§ What is required
Wherever a picture appears, skip it and retype the rest of the data exactly.

Input material: Begin

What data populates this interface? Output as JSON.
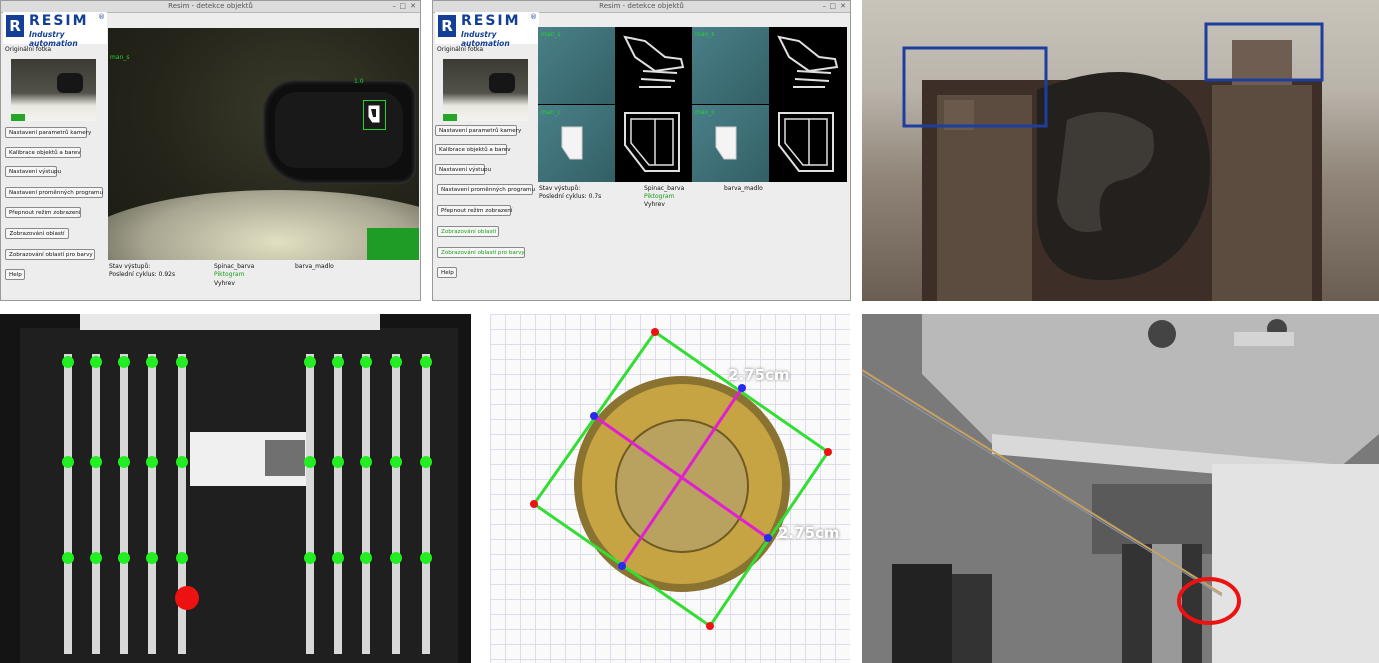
{
  "window_left": {
    "title": "Resim - detekce objektů",
    "logo": {
      "name": "RESIM",
      "tagline": "Industry automation",
      "reg": "®",
      "mark": "R"
    },
    "original_photo_label": "Originální fotka",
    "buttons": [
      "Nastavení parametrů kamery",
      "Kalibrace objektů a barev",
      "Nastavení výstupu",
      "Nastavení proměnných programu",
      "Přepnout režim zobrazení",
      "Zobrazování oblastí",
      "Zobrazování oblastí pro barvy",
      "Help"
    ],
    "camera_label": "man_s",
    "detection_score": "1.0",
    "status": {
      "outputs_label": "Stav výstupů:",
      "cycle_label": "Poslední cyklus: 0.92s",
      "col_a": "Spinac_barva",
      "col_a_sub": "Piktogram",
      "col_a_sub2": "Vyhrev",
      "col_b": "barva_madlo"
    }
  },
  "window_right": {
    "title": "Resim - detekce objektů",
    "logo": {
      "name": "RESIM",
      "tagline": "Industry automation",
      "reg": "®",
      "mark": "R"
    },
    "original_photo_label": "Originální fotka",
    "buttons": [
      "Nastavení parametrů kamery",
      "Kalibrace objektů a barev",
      "Nastavení výstupu",
      "Nastavení proměnných programu",
      "Přepnout režim zobrazení",
      "Zobrazování oblastí",
      "Zobrazování oblastí pro barvy",
      "Help"
    ],
    "picto_labels": [
      "man_s",
      "man_s",
      "man_c",
      "man_c"
    ],
    "status": {
      "outputs_label": "Stav výstupů:",
      "cycle_label": "Poslední cyklus: 0.7s",
      "col_a": "Spinac_barva",
      "col_a_sub": "Piktogram",
      "col_a_sub2": "Vyhrev",
      "col_b": "barva_madlo"
    }
  },
  "coin": {
    "measure_top": "2.75cm",
    "measure_right": "2.75cm"
  },
  "colors": {
    "brand": "#143f96",
    "detect_green": "#1fd62a",
    "measure_line": "#33dd33",
    "diag": "#e020d0"
  }
}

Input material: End

§ Result for this task
What data populates this interface? Output as JSON.
{
  "window_left": {
    "title": "Resim - detekce objektů",
    "logo": {
      "name": "RESIM",
      "tagline": "Industry automation",
      "reg": "®",
      "mark": "R"
    },
    "original_photo_label": "Originální fotka",
    "buttons": [
      "Nastavení parametrů kamery",
      "Kalibrace objektů a barev",
      "Nastavení výstupu",
      "Nastavení proměnných programu",
      "Přepnout režim zobrazení",
      "Zobrazování oblastí",
      "Zobrazování oblastí pro barvy",
      "Help"
    ],
    "camera_label": "man_s",
    "detection_score": "1.0",
    "status": {
      "outputs_label": "Stav výstupů:",
      "cycle_label": "Poslední cyklus: 0.92s",
      "col_a": "Spinac_barva",
      "col_a_sub": "Piktogram",
      "col_a_sub2": "Vyhrev",
      "col_b": "barva_madlo"
    }
  },
  "window_right": {
    "title": "Resim - detekce objektů",
    "logo": {
      "name": "RESIM",
      "tagline": "Industry automation",
      "reg": "®",
      "mark": "R"
    },
    "original_photo_label": "Originální fotka",
    "buttons": [
      "Nastavení parametrů kamery",
      "Kalibrace objektů a barev",
      "Nastavení výstupu",
      "Nastavení proměnných programu",
      "Přepnout režim zobrazení",
      "Zobrazování oblastí",
      "Zobrazování oblastí pro barvy",
      "Help"
    ],
    "picto_labels": [
      "man_s",
      "man_s",
      "man_c",
      "man_c"
    ],
    "status": {
      "outputs_label": "Stav výstupů:",
      "cycle_label": "Poslední cyklus: 0.7s",
      "col_a": "Spinac_barva",
      "col_a_sub": "Piktogram",
      "col_a_sub2": "Vyhrev",
      "col_b": "barva_madlo"
    }
  },
  "coin": {
    "measure_top": "2.75cm",
    "measure_right": "2.75cm"
  },
  "colors": {
    "brand": "#143f96",
    "detect_green": "#1fd62a",
    "measure_line": "#33dd33",
    "diag": "#e020d0"
  }
}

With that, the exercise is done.